**What is required**
Your answer should be one number, the count of lines in the records that carry the string "subtitle".

**Extracted information**
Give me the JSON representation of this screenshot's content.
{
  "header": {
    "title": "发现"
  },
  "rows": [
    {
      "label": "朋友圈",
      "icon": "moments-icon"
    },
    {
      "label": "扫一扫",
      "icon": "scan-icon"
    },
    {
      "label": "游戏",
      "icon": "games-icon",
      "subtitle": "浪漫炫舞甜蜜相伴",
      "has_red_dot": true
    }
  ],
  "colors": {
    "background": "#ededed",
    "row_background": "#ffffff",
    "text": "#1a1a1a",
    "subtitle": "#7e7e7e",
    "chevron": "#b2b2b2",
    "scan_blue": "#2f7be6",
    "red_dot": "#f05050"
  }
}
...
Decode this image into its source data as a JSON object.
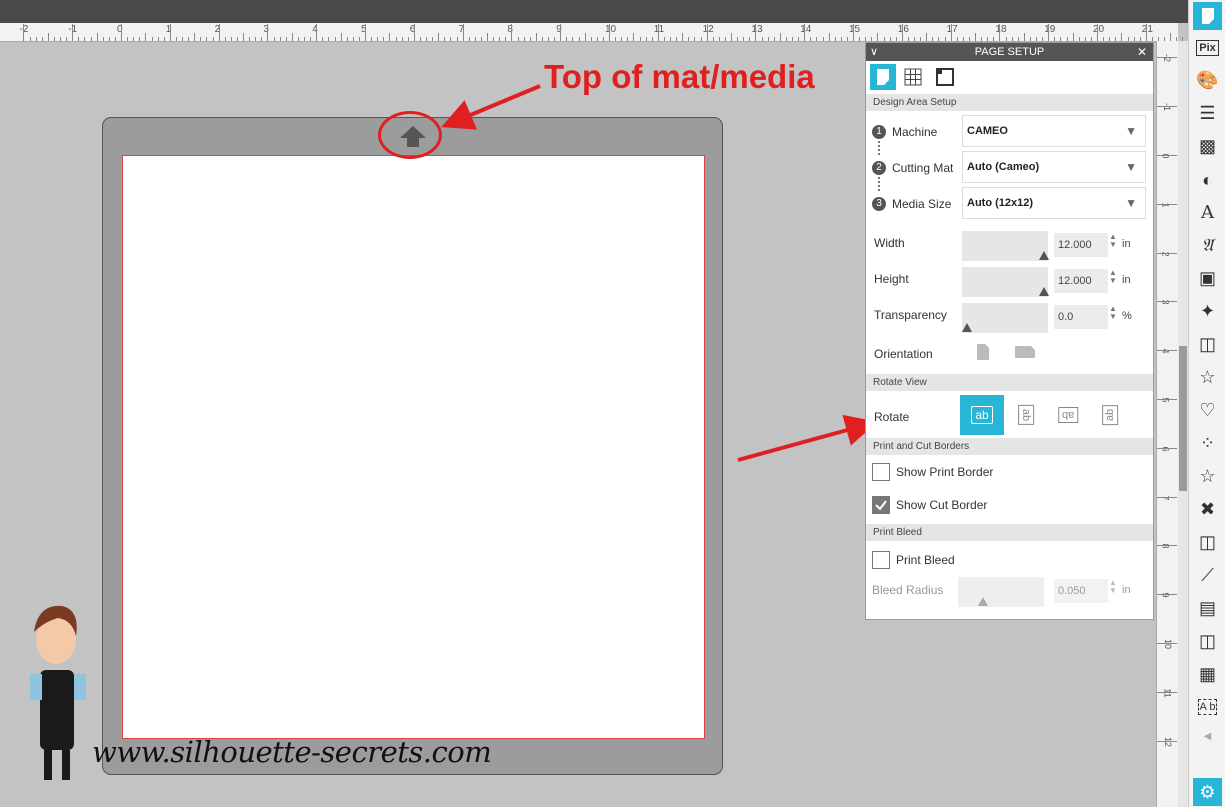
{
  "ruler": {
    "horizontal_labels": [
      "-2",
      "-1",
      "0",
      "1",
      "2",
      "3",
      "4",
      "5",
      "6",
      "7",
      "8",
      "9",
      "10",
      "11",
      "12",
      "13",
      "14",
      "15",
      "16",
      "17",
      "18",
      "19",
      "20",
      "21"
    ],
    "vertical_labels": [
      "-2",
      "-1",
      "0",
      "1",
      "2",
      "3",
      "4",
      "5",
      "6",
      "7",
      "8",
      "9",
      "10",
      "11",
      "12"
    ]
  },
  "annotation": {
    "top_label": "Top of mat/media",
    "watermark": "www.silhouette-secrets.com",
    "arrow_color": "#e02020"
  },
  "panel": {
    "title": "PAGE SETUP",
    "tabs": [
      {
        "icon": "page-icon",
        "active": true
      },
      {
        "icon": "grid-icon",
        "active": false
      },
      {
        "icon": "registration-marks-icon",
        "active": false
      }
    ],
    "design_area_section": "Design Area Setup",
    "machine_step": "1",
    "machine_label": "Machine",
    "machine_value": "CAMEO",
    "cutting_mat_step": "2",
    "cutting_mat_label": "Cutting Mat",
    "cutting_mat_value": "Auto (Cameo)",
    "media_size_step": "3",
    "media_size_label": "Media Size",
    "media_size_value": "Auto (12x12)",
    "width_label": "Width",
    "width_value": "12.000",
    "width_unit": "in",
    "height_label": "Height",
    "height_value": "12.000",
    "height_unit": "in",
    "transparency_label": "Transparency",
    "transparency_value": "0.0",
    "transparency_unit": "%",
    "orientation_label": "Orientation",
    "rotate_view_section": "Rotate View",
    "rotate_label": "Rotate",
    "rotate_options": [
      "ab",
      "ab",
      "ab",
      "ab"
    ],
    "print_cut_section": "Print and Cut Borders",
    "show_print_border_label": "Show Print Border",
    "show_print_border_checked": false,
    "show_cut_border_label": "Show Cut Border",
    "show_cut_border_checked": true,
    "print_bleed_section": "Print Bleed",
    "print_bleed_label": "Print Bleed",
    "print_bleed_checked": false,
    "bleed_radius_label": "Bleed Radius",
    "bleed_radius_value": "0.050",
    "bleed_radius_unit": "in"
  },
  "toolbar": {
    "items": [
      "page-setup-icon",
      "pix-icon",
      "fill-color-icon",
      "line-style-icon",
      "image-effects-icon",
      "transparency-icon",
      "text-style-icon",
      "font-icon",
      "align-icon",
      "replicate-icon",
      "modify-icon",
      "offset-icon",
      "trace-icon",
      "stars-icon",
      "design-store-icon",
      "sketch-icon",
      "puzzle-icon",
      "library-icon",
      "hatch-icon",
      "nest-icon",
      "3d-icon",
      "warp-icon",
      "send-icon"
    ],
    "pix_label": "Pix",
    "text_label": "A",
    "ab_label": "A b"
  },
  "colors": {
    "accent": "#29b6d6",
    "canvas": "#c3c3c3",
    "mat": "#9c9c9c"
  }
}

**Answer for this exercise**
2